| Jan Ungruhe |
Berlin (dpa) – After the first iPhone hit the market in 2007, it wasn’t long before smartphones were everywhere. Less than a decade later, they’re no longer a trend, just a part of everyday life.
Does the same bright future await the smart watch? Experts say there’s a good chance it does, once the engineers overcome a few problems with the devices, such as their short battery lives.
“Smart watches will become common in the medium term and eventually be pretty everyday, just like smartphones and tablet computers,” says Timm Hoffmann of the German IT industry association Bitkom.
One thing smart watches have got going for them from the industry point of view is that having them in the stores will prompt shoppers to spend even more money, since the watches don’t replace smartphones.
“Manufacturers wouldn’t have any interest in just replacing one device with another,” explains Nico Jurran, an editor at German computer magazine c’t. Replacement devices are costly to develop, but do not boost overall sales, so the industry would not be any better off.
Instead, the smart watch is going to be used as a phone’s secondary display.
Jurran says many users will come to enjoy the advantage of having a second screen on their wrist, which means they won’t have to fish their phone out of their pocket or bag all the time to look at it.
“Think about a meeting, where a quick glance at your wrist to read an incoming message will annoy other people much less than lifting up your smartphone to check it,” says Hoffmann.
A wrist display could also be a boost to mobile navigation.
“Looking at a smart watch, which will have a simple arrow pointing left or right, is a lot easier than reading off a smartphone,” he says.
Current smart watches still tend to fall short in their second-display role.
The main problem is that a lot of manufacturers haven’t come up with a way to ensure decent battery life. After all, it’s hard to fit a big battery into such a small case.
“The battery is the biggest problem,” agrees Jurran. “After all, the watch is supposed to be sleek.”
Manufacturers are wary of creating something that will be seen as clunky, whereas users get exasperated at a watch with limited battery life even faster than they lose patience with a mobile phone that is issuing warnings as its last charge expires.

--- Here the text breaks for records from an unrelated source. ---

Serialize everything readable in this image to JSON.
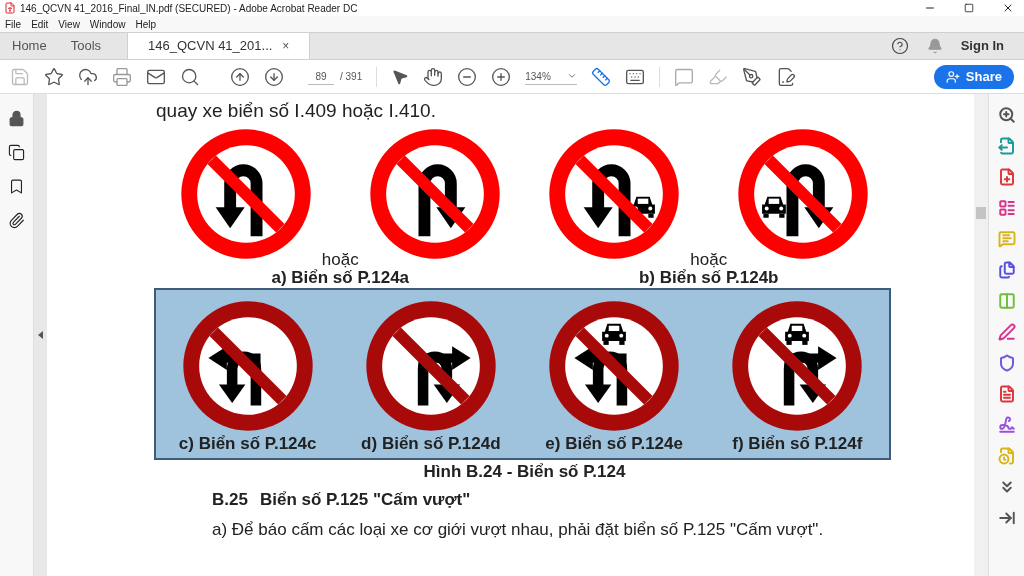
{
  "window": {
    "title": "146_QCVN 41_2016_Final_IN.pdf (SECURED) - Adobe Acrobat Reader DC"
  },
  "menu": [
    "File",
    "Edit",
    "View",
    "Window",
    "Help"
  ],
  "tabs": [
    {
      "label": "Home",
      "selected": false
    },
    {
      "label": "Tools",
      "selected": false
    },
    {
      "label": "146_QCVN 41_201...",
      "selected": true,
      "close": "×"
    }
  ],
  "sign_in": "Sign In",
  "toolbar": {
    "page": "89",
    "page_total": "/ 391",
    "zoom": "134%",
    "share": "Share"
  },
  "right_tools": [
    {
      "color": "#555555"
    },
    {
      "color": "#1a9a9a"
    },
    {
      "color": "#e0353a"
    },
    {
      "color": "#d6348c"
    },
    {
      "color": "#d9b51a"
    },
    {
      "color": "#5a4fe0"
    },
    {
      "color": "#6fbf3a"
    },
    {
      "color": "#d6348c"
    },
    {
      "color": "#6a5ae0"
    },
    {
      "color": "#e0353a"
    },
    {
      "color": "#9a4fe0"
    },
    {
      "color": "#d9b51a"
    },
    {
      "color": "#555555"
    },
    {
      "color": "#555555"
    }
  ],
  "document": {
    "intro": "quay xe biển số I.409 hoặc I.410.",
    "rows": [
      {
        "highlighted": false,
        "groups": [
          {
            "caption": "a) Biển số P.124a",
            "joiner": "hoặc",
            "signs": [
              {
                "kind": "uturn",
                "mirrored": false,
                "car": false
              },
              {
                "kind": "uturn",
                "mirrored": true,
                "car": false
              }
            ]
          },
          {
            "caption": "b) Biển số P.124b",
            "joiner": "hoặc",
            "signs": [
              {
                "kind": "uturn",
                "mirrored": false,
                "car": true
              },
              {
                "kind": "uturn",
                "mirrored": true,
                "car": true
              }
            ]
          }
        ]
      },
      {
        "highlighted": true,
        "groups": [
          {
            "caption": "c) Biển số P.124c",
            "signs": [
              {
                "kind": "turn-uturn",
                "mirrored": false,
                "car": false
              }
            ]
          },
          {
            "caption": "d) Biển số P.124d",
            "signs": [
              {
                "kind": "turn-uturn",
                "mirrored": true,
                "car": false
              }
            ]
          },
          {
            "caption": "e) Biển số P.124e",
            "signs": [
              {
                "kind": "turn-uturn",
                "mirrored": false,
                "car": true
              }
            ]
          },
          {
            "caption": "f) Biển số P.124f",
            "signs": [
              {
                "kind": "turn-uturn",
                "mirrored": true,
                "car": true
              }
            ]
          }
        ]
      }
    ],
    "figure_caption": "Hình B.24 - Biển số P.124",
    "heading_number": "B.25",
    "heading": "Biển số P.125 \"Cấm vượt\"",
    "paragraph": "a) Để báo cấm các loại xe cơ giới vượt nhau, phải đặt biển số P.125 \"Cấm vượt\"."
  }
}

That problem means smartphones remain a niche market for now.
However, sports watches have become common among a lot of amateur and professional athletes.
They already provide a lot of the services envisioned for smart watches.
“But I don’t have the option to interact with a sports watch,” notes Ingo Froboese of the German Sports University of Cologne.
Sports watches can include features like telling time, registering run times and distances, checking calories burned, navigation, pulse sensors and monitoring and timers for runs and breaks.
But it can be counterproductive to have too many options on them, warns Froboese.
“Anyone who is seriously into sports is better off with a sports watch than a smart watch,” says Jurran, since smart watches will really only work in conjunction with a smartphone – a drawback for athletes who don’t want to lug two devices about with them.
“There’s often a sports mode, but it’s usually poorly implemented,” says Jurran.
Anyone who desperately wants a smart watch instead of a sports watch, but still wants digital support during a workout, should also consider picking up a fitness armband to complement the watch.